Romeo and Juliet
How we cite our quotes:
What less than dooms-day is the prince's doom?
A gentler judgment vanish'd from his lips,
Not body's death, but body's banishment.
Ha, banishment! be merciful, say 'death;'
For exile hath more terror in his look,
Much more than death: do not say 'banishment.'
Hence from Verona art thou banished:
Be patient, for the world is broad and wide.
There is no world without Verona walls,
But purgatory, torture, hell itself.
Hence-banished is banish'd from the world,
And world's exile is death: then banished,
Is death mis-term'd: calling death banishment,
Thou cutt'st my head off with a golden axe,
And smilest upon the stroke that murders me.
For Romeo, being separated from Juliet is like death, because Juliet is his entire world. Check out "Quotes" for "Exile" for more on this.
Well, Juliet, I will lie with thee tonight.
Even when he's thisclose to killing himself, Romeo manages to be clever: he's going to "lie" with Juliet in death, just like he lay with her in the marriage bed.
What's here? a cup, closed in my true love's hand?
Poison, I see, hath been his timeless end:
O churl! drunk all, and left no friendly drop
To help me after? I will kiss thy lips;
Haply some poison yet doth hang on them,
To make die with a restorative.
Thy lips are warm.
[Noise from outside]
Yea, noise? then I'll be brief. O happy dagger!
This is thy sheath;
there rust, and let me die.
Juliet does not hesitate to follow Romeo into death. Poison, to her, is like a medicine, a "restorative" that could bring her back together with Romeo.
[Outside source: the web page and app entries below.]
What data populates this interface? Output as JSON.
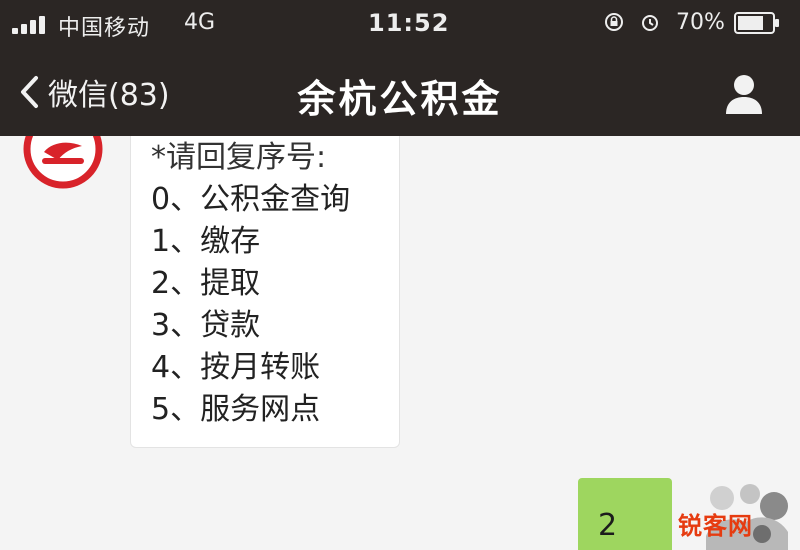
{
  "status_bar": {
    "carrier": "中国移动",
    "network": "4G",
    "time": "11:52",
    "battery_percent": "70%",
    "icons": [
      "signal-bars-icon",
      "lock-rotation-icon",
      "alarm-icon",
      "battery-icon"
    ]
  },
  "nav": {
    "back_label": "微信(83)",
    "title": "余杭公积金",
    "back_icon": "chevron-left-icon",
    "profile_icon": "person-icon"
  },
  "messages": {
    "received": {
      "lines": [
        "*请回复序号:",
        "0、公积金查询",
        "1、缴存",
        "2、提取",
        "3、贷款",
        "4、按月转账",
        "5、服务网点"
      ]
    },
    "sent": {
      "text": "2"
    }
  },
  "watermark": "锐客网",
  "colors": {
    "header_bg": "#2b2624",
    "chat_bg": "#f4f4f4",
    "sent_bubble": "#9ed65f",
    "received_bubble": "#ffffff",
    "avatar_red": "#d8232a",
    "watermark": "#e63b10"
  }
}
The thing is, there's not enough poison on Romeo's lips so Juliet uses her husband's sword.